A wholesale division was formed early in the 70s, to market product produced in the printing factory to all the Christian bookshops throughout the country. After Campbell Fountain, the General Manager visited the USA and UK in 1974 the Society began representing and distributing for overseas publishers as well. Ten years later this division expanded into the Australian market and grew steadily, resulting in a warehouse being established in Brisbane in 1989, with Gordon Cowell as Australian Manager.
By this time printing technology had developed to such an extent that the factory could not meet the Society’s varied requirements and specialist printers were used so that the different products could be printed more economically. This lead to the factory being sold in 1990, which then allowed for a concentration of resources and expertise to be made in the marketing and distribution of Christian literature.
Throughout the 90s the two retail shops were associated under a franchise agreement with the bookshops owned by the Scripture Union Movement.
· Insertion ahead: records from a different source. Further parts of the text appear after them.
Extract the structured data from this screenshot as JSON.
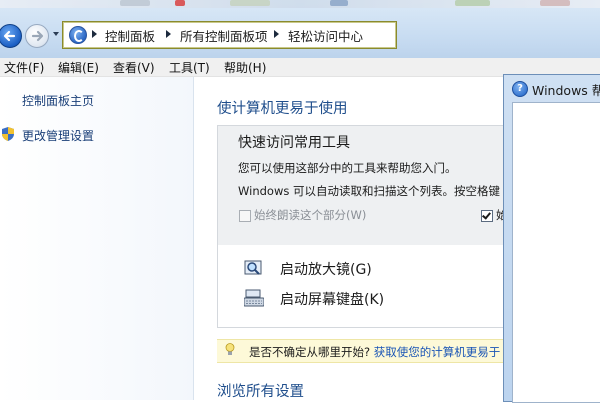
{
  "address": {
    "crumbs": [
      "控制面板",
      "所有控制面板项",
      "轻松访问中心"
    ]
  },
  "menu": {
    "items": [
      "文件(F)",
      "编辑(E)",
      "查看(V)",
      "工具(T)",
      "帮助(H)"
    ]
  },
  "sidebar": {
    "home_link": "控制面板主页",
    "manage_link": "更改管理设置"
  },
  "main": {
    "title": "使计算机更易于使用",
    "tools_panel": {
      "title": "快速访问常用工具",
      "description": "您可以使用这部分中的工具来帮助您入门。",
      "scan_text": "Windows 可以自动读取和扫描这个列表。按空格键",
      "always_read_label": "始终朗读这个部分(W)",
      "always_read_checked": false,
      "right_checkbox_label": "始",
      "right_checkbox_checked": true
    },
    "tools": [
      {
        "label": "启动放大镜(G)",
        "icon": "magnifier-icon"
      },
      {
        "label": "启动屏幕键盘(K)",
        "icon": "keyboard-icon"
      }
    ],
    "hint": {
      "question": "是否不确定从哪里开始?",
      "link": "获取使您的计算机更易于"
    },
    "browse_title": "浏览所有设置"
  },
  "help_window": {
    "title": "Windows 帮"
  },
  "colors": {
    "link": "#1a3f78",
    "heading": "#1f4e8c",
    "hint_bg": "#fdf9d8",
    "panel_bg": "#eef0f2"
  }
}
When this arrangement ceased, the Society decided to rebrand its shops choosing the name OASIS CHRISTIAN STORE. However economic pressures made it necessary to close the Auckland store in 2002 and to sell the Palmerston North store to the CLC chain in 2007.
THE ONGOING MINISTRY
Today the wholesale divisions, GPH Wholesale in New Zealand and HARVEST CHRISTIAN PRODUCTS in Australia, bring an even wider perspective to the distribution of Christian literature, which is the prime purpose for the Society’s existence. The directors, under the subsequent Chairmanship of Cecil Grant, David Bay, Doug Hewlett, Murray McNae and Peter Lemmon, have steered the Society not only through these commercial activities, but also other aspects of the Society’s ministry such as the TREASURY magazine, Calendars for Prisoners, Friendship Calendars and various literature projects which they have either instigated or given assistance to.
The GPH Society Ltd while serving all the Christian community through its commercial arms recognizes its specific and historic ministry as a service provider to the Christian Brethren churches. The TREASURY magazine under the subsequent editorship of Charles Hewlett, Gordon Junck, Harry Erlam, Doug Hewlett, Rex Dearlove and currently Ken Edgecombe continues to be the Society’s main contribution to these churches.
Alongside this, the Society continues to seek the Lord to provide openings for new ways to support its main mission and goals and to remain a partner in what has become a vast area of opportunity for Christian service.